Excerpted records ▸
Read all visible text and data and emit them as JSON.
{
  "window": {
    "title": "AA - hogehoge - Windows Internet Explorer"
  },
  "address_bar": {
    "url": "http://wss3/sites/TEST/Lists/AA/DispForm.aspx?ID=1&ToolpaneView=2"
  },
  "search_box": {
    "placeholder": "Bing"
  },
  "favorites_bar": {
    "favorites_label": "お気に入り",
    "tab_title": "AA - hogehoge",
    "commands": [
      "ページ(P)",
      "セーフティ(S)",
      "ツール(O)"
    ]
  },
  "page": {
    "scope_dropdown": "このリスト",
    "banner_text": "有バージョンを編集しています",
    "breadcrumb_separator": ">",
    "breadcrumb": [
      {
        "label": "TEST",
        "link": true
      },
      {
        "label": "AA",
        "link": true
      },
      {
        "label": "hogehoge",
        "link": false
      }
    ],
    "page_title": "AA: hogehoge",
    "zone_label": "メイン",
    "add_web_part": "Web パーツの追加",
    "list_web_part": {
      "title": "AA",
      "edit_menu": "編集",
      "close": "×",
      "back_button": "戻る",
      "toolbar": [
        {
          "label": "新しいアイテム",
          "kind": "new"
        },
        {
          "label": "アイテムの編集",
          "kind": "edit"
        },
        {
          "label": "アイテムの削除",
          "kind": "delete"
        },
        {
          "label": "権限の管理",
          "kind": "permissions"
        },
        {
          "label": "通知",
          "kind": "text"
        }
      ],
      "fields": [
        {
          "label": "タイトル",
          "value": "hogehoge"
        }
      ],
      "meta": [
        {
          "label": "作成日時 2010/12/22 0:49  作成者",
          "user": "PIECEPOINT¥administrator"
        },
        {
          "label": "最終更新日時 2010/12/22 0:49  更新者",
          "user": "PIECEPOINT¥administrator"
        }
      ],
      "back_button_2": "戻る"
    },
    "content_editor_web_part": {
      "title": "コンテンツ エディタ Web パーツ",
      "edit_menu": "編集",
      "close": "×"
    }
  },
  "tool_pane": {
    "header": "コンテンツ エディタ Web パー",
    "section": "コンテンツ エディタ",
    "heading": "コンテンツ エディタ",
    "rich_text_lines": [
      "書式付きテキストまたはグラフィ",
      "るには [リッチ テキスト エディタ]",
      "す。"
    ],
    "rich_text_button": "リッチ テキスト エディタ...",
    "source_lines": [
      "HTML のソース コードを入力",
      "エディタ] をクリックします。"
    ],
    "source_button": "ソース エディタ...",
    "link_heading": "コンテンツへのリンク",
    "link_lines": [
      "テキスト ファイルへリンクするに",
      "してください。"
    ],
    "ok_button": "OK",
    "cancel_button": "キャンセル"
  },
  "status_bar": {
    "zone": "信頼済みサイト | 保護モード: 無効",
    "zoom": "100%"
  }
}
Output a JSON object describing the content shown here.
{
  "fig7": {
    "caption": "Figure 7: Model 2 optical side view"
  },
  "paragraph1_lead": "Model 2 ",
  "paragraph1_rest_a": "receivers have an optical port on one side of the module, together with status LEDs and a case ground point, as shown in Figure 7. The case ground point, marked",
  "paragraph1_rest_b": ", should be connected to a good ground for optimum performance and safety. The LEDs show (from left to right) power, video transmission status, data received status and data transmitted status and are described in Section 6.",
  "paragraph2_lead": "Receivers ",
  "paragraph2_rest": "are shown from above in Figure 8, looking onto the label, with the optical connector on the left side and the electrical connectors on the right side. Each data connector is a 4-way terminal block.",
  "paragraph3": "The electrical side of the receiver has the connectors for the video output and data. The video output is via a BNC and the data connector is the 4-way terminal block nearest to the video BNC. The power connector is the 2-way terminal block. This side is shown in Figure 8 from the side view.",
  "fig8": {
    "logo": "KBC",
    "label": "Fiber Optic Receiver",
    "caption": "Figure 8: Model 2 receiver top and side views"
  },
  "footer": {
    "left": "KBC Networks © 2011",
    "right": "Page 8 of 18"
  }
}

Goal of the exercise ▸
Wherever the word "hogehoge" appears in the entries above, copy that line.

Result below ▸
    "title": "AA - hogehoge - Windows Internet Explorer"
    "tab_title": "AA - hogehoge",
        "label": "hogehoge",
    "page_title": "AA: hogehoge",
          "value": "hogehoge"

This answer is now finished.